Morpho butterflies have wings covered in nanostructures that bounce and bend incoming light to produce a blue colour that is vivid and vibrant when seen from many angles. Inspired by this, Wanlin Wang at Shenzhen University in China and his colleagues designed a thin film to act similar to energy-saving reflective paints that are already on the market, but which don’t typically offer as many vibrant colours as traditional paints.
Their film is a few micrometres thick and has three layers. The top layer is made from a compound of titanium, silicon and oxygen, while the two underneath it are a special frosted glass and a thin silver mirror. The glass layer has myriad tiny structures that give it a frosted look and mimic the butterfly wings.
Absorbing light increases a material’s temperature, so the researchers designed the layers to diffuse light to create a cooling effect. Tweaking the layers allowed them to control reflection enough to change its colour as well.
Wang and his colleagues made film samples in several colours including red, green and blue then exposed them to sunlight for about 7 hours while monitoring their temperature.
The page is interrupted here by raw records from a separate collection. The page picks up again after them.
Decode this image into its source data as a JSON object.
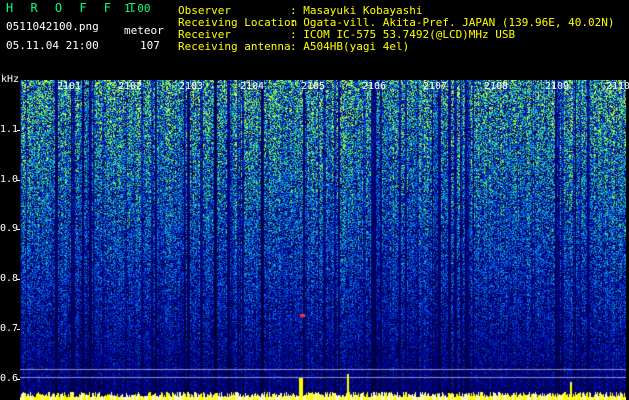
{
  "header_left": {
    "title": "H R O F F T",
    "version": "1.00",
    "filename": "0511042100.png",
    "datetime": "05.11.04 21:00",
    "meteor_label": "meteor",
    "meteor_count": "107"
  },
  "header_right": {
    "observer_label": "Observer",
    "observer_value": ": Masayuki Kobayashi",
    "location_label": "Receiving Location",
    "location_value": ": Ogata-vill. Akita-Pref. JAPAN (139.96E, 40.02N)",
    "receiver_label": "Receiver",
    "receiver_value": ": ICOM IC-575 53.7492(@LCD)MHz USB",
    "antenna_label": "Receiving antenna",
    "antenna_value": ": A504HB(yagi 4el)"
  },
  "axis": {
    "unit": "kHz",
    "y_ticks": [
      "1.1",
      "1.0",
      "0.9",
      "0.8",
      "0.7",
      "0.6"
    ],
    "x_ticks": [
      "2101",
      "2102",
      "2103",
      "2104",
      "2105",
      "2106",
      "2107",
      "2108",
      "2109",
      "2110"
    ]
  },
  "colors": {
    "header_green": "#00ff80",
    "header_yellow": "#ffff00",
    "background": "#000000"
  }
}
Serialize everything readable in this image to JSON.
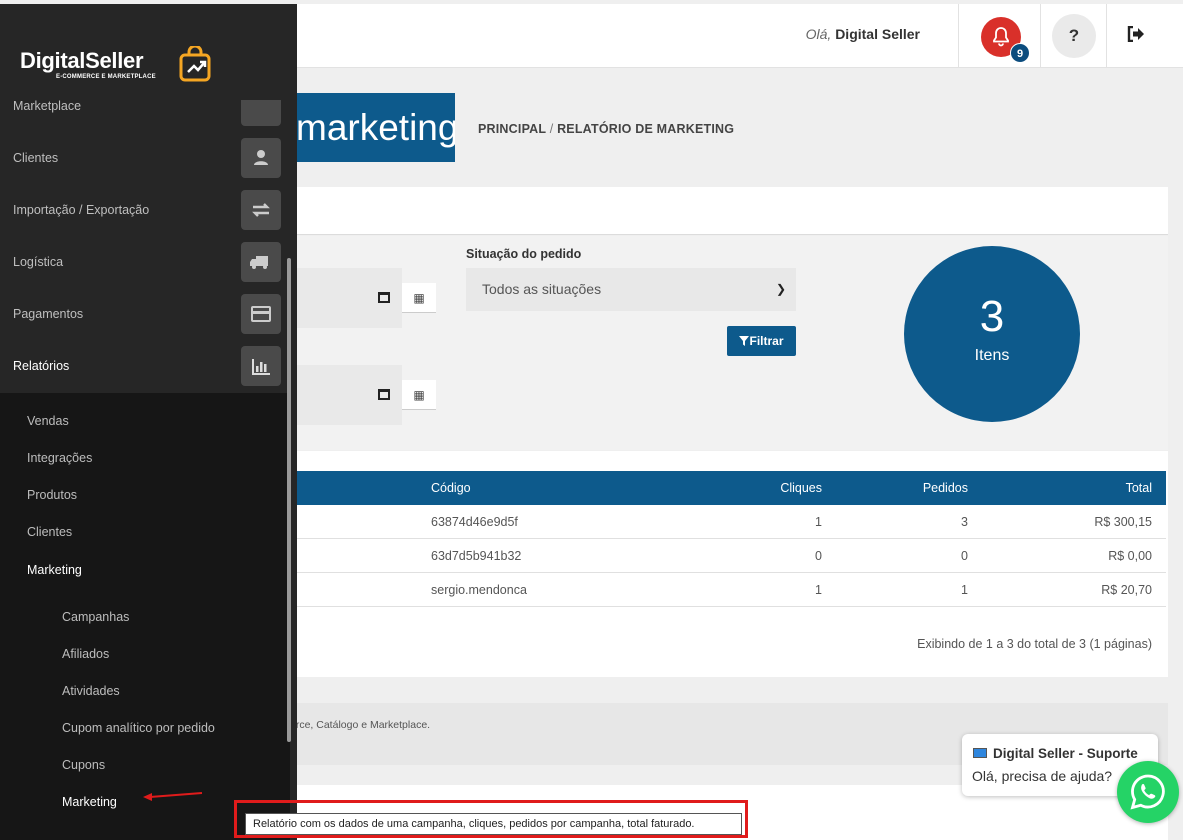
{
  "header": {
    "greeting_prefix": "Olá,",
    "user_name": "Digital Seller",
    "notification_count": "9",
    "help_label": "?"
  },
  "page": {
    "title": "marketing",
    "breadcrumb_home": "PRINCIPAL",
    "breadcrumb_sep": "/",
    "breadcrumb_current": "RELATÓRIO DE MARKETING"
  },
  "filters": {
    "situation_label": "Situação do pedido",
    "situation_value": "Todos as situações",
    "filter_button": "Filtrar"
  },
  "summary": {
    "count": "3",
    "label": "Itens"
  },
  "table": {
    "headers": {
      "code": "Código",
      "clicks": "Cliques",
      "orders": "Pedidos",
      "total": "Total"
    },
    "rows": [
      {
        "code": "63874d46e9d5f",
        "clicks": "1",
        "orders": "3",
        "total": "R$ 300,15"
      },
      {
        "code": "63d7d5b941b32",
        "clicks": "0",
        "orders": "0",
        "total": "R$ 0,00"
      },
      {
        "code": "sergio.mendonca",
        "clicks": "1",
        "orders": "1",
        "total": "R$ 20,70"
      }
    ],
    "pager_info": "Exibindo de 1 a 3 do total de 3 (1 páginas)"
  },
  "footer": {
    "text": "erce, Catálogo e Marketplace."
  },
  "sidebar": {
    "brand": "DigitalSeller",
    "brand_sub": "E-COMMERCE E MARKETPLACE",
    "items": [
      {
        "label": "Marketplace"
      },
      {
        "label": "Clientes"
      },
      {
        "label": "Importação / Exportação"
      },
      {
        "label": "Logística"
      },
      {
        "label": "Pagamentos"
      },
      {
        "label": "Relatórios"
      }
    ],
    "reports_sub": [
      "Vendas",
      "Integrações",
      "Produtos",
      "Clientes",
      "Marketing"
    ],
    "marketing_sub": [
      "Campanhas",
      "Afiliados",
      "Atividades",
      "Cupom analítico por pedido",
      "Cupons",
      "Marketing"
    ]
  },
  "tooltip": "Relatório com os dados de uma campanha, cliques, pedidos por campanha, total faturado.",
  "chat": {
    "title": "Digital Seller - Suporte",
    "message": "Olá, precisa de ajuda?"
  },
  "colors": {
    "primary": "#0d5a8c",
    "sidebar": "#262626",
    "notification": "#d9302a",
    "whatsapp": "#25d366"
  }
}
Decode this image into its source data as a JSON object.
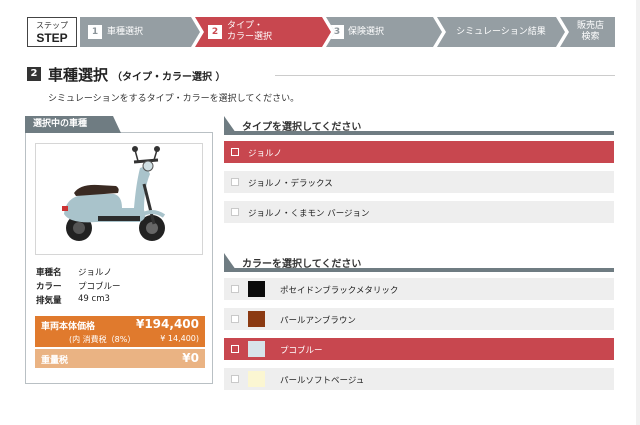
{
  "stepbar": {
    "step_label_small": "ステップ",
    "step_label_big": "STEP",
    "steps": [
      {
        "num": "1",
        "label": "車種選択",
        "active": false
      },
      {
        "num": "2",
        "label_line1": "タイプ・",
        "label_line2": "カラー選択",
        "active": true
      },
      {
        "num": "3",
        "label": "保険選択",
        "active": false
      },
      {
        "label": "シミュレーション結果",
        "active": false
      },
      {
        "label_line1": "販売店",
        "label_line2": "検索",
        "active": false
      }
    ]
  },
  "heading": {
    "badge": "2",
    "title": "車種選択",
    "subtitle": "（タイプ・カラー選択 ）",
    "lead": "シミュレーションをするタイプ・カラーを選択してください。"
  },
  "selected_vehicle": {
    "tab": "選択中の車種",
    "specs": [
      {
        "key": "車種名",
        "value": "ジョルノ"
      },
      {
        "key": "カラー",
        "value": "プコブルー"
      },
      {
        "key": "排気量",
        "value": "49 cm3"
      }
    ],
    "price_label": "車両本体価格",
    "price_value": "¥194,400",
    "tax_label": "(内 消費税（8%）",
    "tax_value": "¥ 14,400)",
    "weight_tax_label": "重量税",
    "weight_tax_value": "¥0"
  },
  "type_section": {
    "title": "タイプを選択してください",
    "options": [
      {
        "label": "ジョルノ",
        "selected": true
      },
      {
        "label": "ジョルノ・デラックス",
        "selected": false
      },
      {
        "label": "ジョルノ・くまモン バージョン",
        "selected": false
      }
    ]
  },
  "color_section": {
    "title": "カラーを選択してください",
    "options": [
      {
        "label": "ポセイドンブラックメタリック",
        "swatch": "#0a0a0a",
        "selected": false
      },
      {
        "label": "パールアンブラウン",
        "swatch": "#8b3a12",
        "selected": false
      },
      {
        "label": "プコブルー",
        "swatch": "#d8e4ea",
        "selected": true
      },
      {
        "label": "パールソフトベージュ",
        "swatch": "#fbf6d2",
        "selected": false
      }
    ]
  },
  "colors": {
    "accent_red": "#c8474f",
    "step_gray": "#959ea3",
    "price_orange": "#e07a2d",
    "weight_orange": "#eab383",
    "header_slate": "#6f7c82"
  }
}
All the samples stayed about 2°C cooler than the air around them, but their cooling power became more evident when the researchers attached one sample to a car.
“A patch of film tinted with a conventional blue paint applied to a car parked under the sunlight reached a staggering 75°C, but our sample piece, when placed on the car, managed to maintain a temperature of around 42°C,” says Wang.
The films also kept their colour even when viewed from the side, something that Wang says is unusual for artificial nanostructures that manipulate light.
Wang says he hopes the new film will eventually be used to cover electric vehicles. “This coloured, thin film could significantly reduce the energy consumption of electric vehicle air conditioning, thereby increasing the vehicle’s mileage,” he says.
Article amended on 3 August 2023
We corrected the temperatures the film and conventional paint reached under sunlight